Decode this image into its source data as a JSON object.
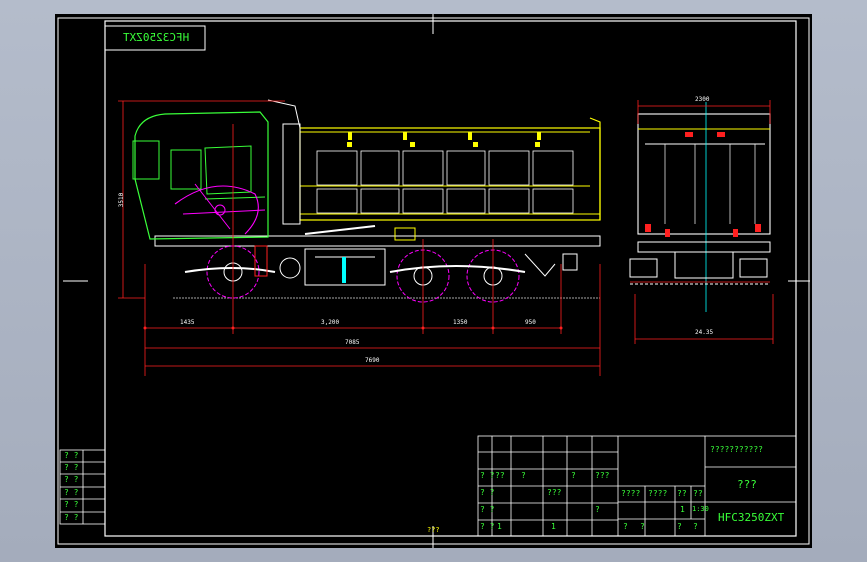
{
  "drawing": {
    "mirrored_title": "HFC3250ZXT",
    "title_block": {
      "company": "???????????",
      "drawing_name": "???",
      "drawing_code": "HFC3250ZXT",
      "scale_row": {
        "a": "????",
        "b": "????",
        "c": "??",
        "d": "??"
      },
      "sheet": "1",
      "scale": "1:30",
      "sign_row": {
        "a": "?",
        "b": "?",
        "c": "?",
        "d": "?"
      },
      "row_marks": [
        "? ?",
        "? ?",
        "? ?",
        "? ?"
      ],
      "cell_marks": [
        "??",
        "?",
        "???",
        "???"
      ],
      "small_marks": [
        "1",
        "1",
        "?",
        "?"
      ]
    },
    "revision_marks": [
      "? ?",
      "? ?",
      "? ?",
      "? ?",
      "? ?",
      "? ?"
    ],
    "center_mark": "???"
  },
  "dimensions": {
    "height": "3510",
    "overhang_front": "1435",
    "wheelbase_1": "3,200",
    "wheelbase_2": "1350",
    "overhang_rear": "950",
    "wheelbase_total": "7085",
    "overall_length": "7690",
    "rear_width_top": "2300",
    "rear_width_bottom": "24.35"
  },
  "colors": {
    "background": "#000000",
    "frame": "#ffffff",
    "dimension": "#ff2020",
    "body": "#ffff00",
    "cab": "#39ff39",
    "chassis": "#ffffff",
    "hydraulics": "#ff00ff",
    "axis": "#00ffff"
  }
}
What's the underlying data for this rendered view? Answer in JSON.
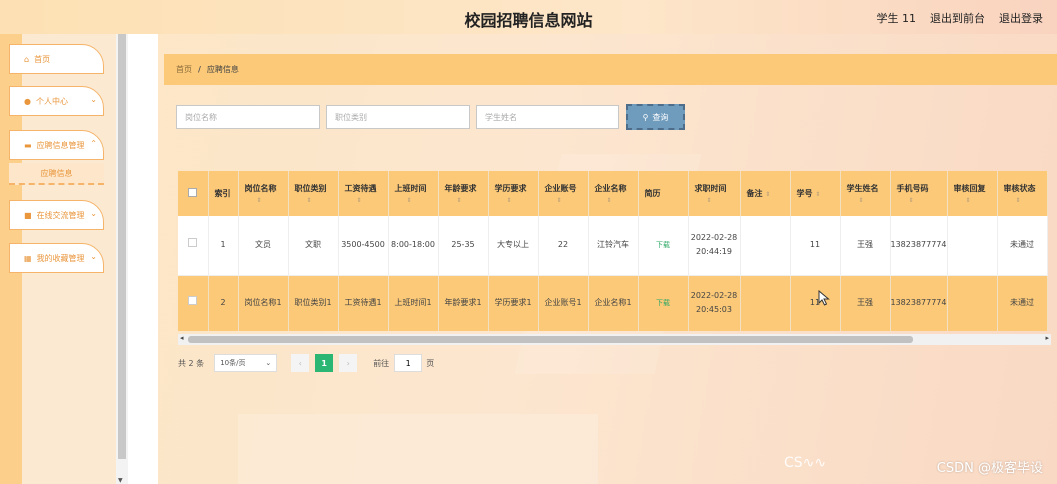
{
  "header": {
    "title": "校园招聘信息网站",
    "user_label": "学生 11",
    "back_to_front": "退出到前台",
    "logout": "退出登录"
  },
  "sidebar": {
    "items": [
      {
        "label": "首页",
        "icon": "home-icon"
      },
      {
        "label": "个人中心",
        "icon": "user-icon"
      },
      {
        "label": "应聘信息管理",
        "icon": "briefcase-icon"
      },
      {
        "label": "在线交流管理",
        "icon": "chat-icon"
      },
      {
        "label": "我的收藏管理",
        "icon": "collection-icon"
      }
    ],
    "subitem": "应聘信息"
  },
  "breadcrumb": {
    "home": "首页",
    "separator": "/",
    "current": "应聘信息"
  },
  "search": {
    "position_placeholder": "岗位名称",
    "category_placeholder": "职位类别",
    "student_placeholder": "学生姓名",
    "button_label": "查询"
  },
  "table": {
    "headers": [
      "索引",
      "岗位名称",
      "职位类别",
      "工资待遇",
      "上班时间",
      "年龄要求",
      "学历要求",
      "企业账号",
      "企业名称",
      "简历",
      "求职时间",
      "备注",
      "学号",
      "学生姓名",
      "手机号码",
      "审核回复",
      "审核状态"
    ],
    "rows": [
      {
        "index": "1",
        "position": "文员",
        "category": "文职",
        "salary": "3500-4500",
        "work_time": "8:00-18:00",
        "age": "25-35",
        "education": "大专以上",
        "company_account": "22",
        "company_name": "江铃汽车",
        "resume": "下载",
        "apply_time": "2022-02-28 20:44:19",
        "remark": "",
        "student_id": "11",
        "student_name": "王强",
        "phone": "13823877774",
        "review_reply": "",
        "review_status": "未通过"
      },
      {
        "index": "2",
        "position": "岗位名称1",
        "category": "职位类别1",
        "salary": "工资待遇1",
        "work_time": "上班时间1",
        "age": "年龄要求1",
        "education": "学历要求1",
        "company_account": "企业账号1",
        "company_name": "企业名称1",
        "resume": "下载",
        "apply_time": "2022-02-28 20:45:03",
        "remark": "",
        "student_id": "11",
        "student_name": "王强",
        "phone": "13823877774",
        "review_reply": "",
        "review_status": "未通过"
      }
    ]
  },
  "pagination": {
    "total": "共 2 条",
    "page_size": "10条/页",
    "prev": "‹",
    "current": "1",
    "next": "›",
    "goto_label": "前往",
    "goto_value": "1",
    "goto_unit": "页"
  },
  "watermark_left": "CS∿∿",
  "watermark": "CSDN @极客毕设"
}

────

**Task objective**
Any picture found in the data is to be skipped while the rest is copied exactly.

**Result**
Decode this image into its source data as a JSON object.
{
  "drawing": {
    "mirrored_title": "HFC3250ZXT",
    "title_block": {
      "company": "???????????",
      "drawing_name": "???",
      "drawing_code": "HFC3250ZXT",
      "scale_row": {
        "a": "????",
        "b": "????",
        "c": "??",
        "d": "??"
      },
      "sheet": "1",
      "scale": "1:30",
      "sign_row": {
        "a": "?",
        "b": "?",
        "c": "?",
        "d": "?"
      },
      "row_marks": [
        "? ?",
        "? ?",
        "? ?",
        "? ?"
      ],
      "cell_marks": [
        "??",
        "?",
        "???",
        "???"
      ],
      "small_marks": [
        "1",
        "1",
        "?",
        "?"
      ]
    },
    "revision_marks": [
      "? ?",
      "? ?",
      "? ?",
      "? ?",
      "? ?",
      "? ?"
    ],
    "center_mark": "???"
  },
  "dimensions": {
    "height": "3510",
    "overhang_front": "1435",
    "wheelbase_1": "3,200",
    "wheelbase_2": "1350",
    "overhang_rear": "950",
    "wheelbase_total": "7085",
    "overall_length": "7690",
    "rear_width_top": "2300",
    "rear_width_bottom": "24.35"
  },
  "colors": {
    "background": "#000000",
    "frame": "#ffffff",
    "dimension": "#ff2020",
    "body": "#ffff00",
    "cab": "#39ff39",
    "chassis": "#ffffff",
    "hydraulics": "#ff00ff",
    "axis": "#00ffff"
  }
}
What's the underlying data for this rendered view? Answer in JSON.
{
  "header": {
    "title": "校园招聘信息网站",
    "user_label": "学生 11",
    "back_to_front": "退出到前台",
    "logout": "退出登录"
  },
  "sidebar": {
    "items": [
      {
        "label": "首页",
        "icon": "home-icon"
      },
      {
        "label": "个人中心",
        "icon": "user-icon"
      },
      {
        "label": "应聘信息管理",
        "icon": "briefcase-icon"
      },
      {
        "label": "在线交流管理",
        "icon": "chat-icon"
      },
      {
        "label": "我的收藏管理",
        "icon": "collection-icon"
      }
    ],
    "subitem": "应聘信息"
  },
  "breadcrumb": {
    "home": "首页",
    "separator": "/",
    "current": "应聘信息"
  },
  "search": {
    "position_placeholder": "岗位名称",
    "category_placeholder": "职位类别",
    "student_placeholder": "学生姓名",
    "button_label": "查询"
  },
  "table": {
    "headers": [
      "索引",
      "岗位名称",
      "职位类别",
      "工资待遇",
      "上班时间",
      "年龄要求",
      "学历要求",
      "企业账号",
      "企业名称",
      "简历",
      "求职时间",
      "备注",
      "学号",
      "学生姓名",
      "手机号码",
      "审核回复",
      "审核状态"
    ],
    "rows": [
      {
        "index": "1",
        "position": "文员",
        "category": "文职",
        "salary": "3500-4500",
        "work_time": "8:00-18:00",
        "age": "25-35",
        "education": "大专以上",
        "company_account": "22",
        "company_name": "江铃汽车",
        "resume": "下载",
        "apply_time": "2022-02-28 20:44:19",
        "remark": "",
        "student_id": "11",
        "student_name": "王强",
        "phone": "13823877774",
        "review_reply": "",
        "review_status": "未通过"
      },
      {
        "index": "2",
        "position": "岗位名称1",
        "category": "职位类别1",
        "salary": "工资待遇1",
        "work_time": "上班时间1",
        "age": "年龄要求1",
        "education": "学历要求1",
        "company_account": "企业账号1",
        "company_name": "企业名称1",
        "resume": "下载",
        "apply_time": "2022-02-28 20:45:03",
        "remark": "",
        "student_id": "11",
        "student_name": "王强",
        "phone": "13823877774",
        "review_reply": "",
        "review_status": "未通过"
      }
    ]
  },
  "pagination": {
    "total": "共 2 条",
    "page_size": "10条/页",
    "prev": "‹",
    "current": "1",
    "next": "›",
    "goto_label": "前往",
    "goto_value": "1",
    "goto_unit": "页"
  },
  "watermark_left": "CS∿∿",
  "watermark": "CSDN @极客毕设"
}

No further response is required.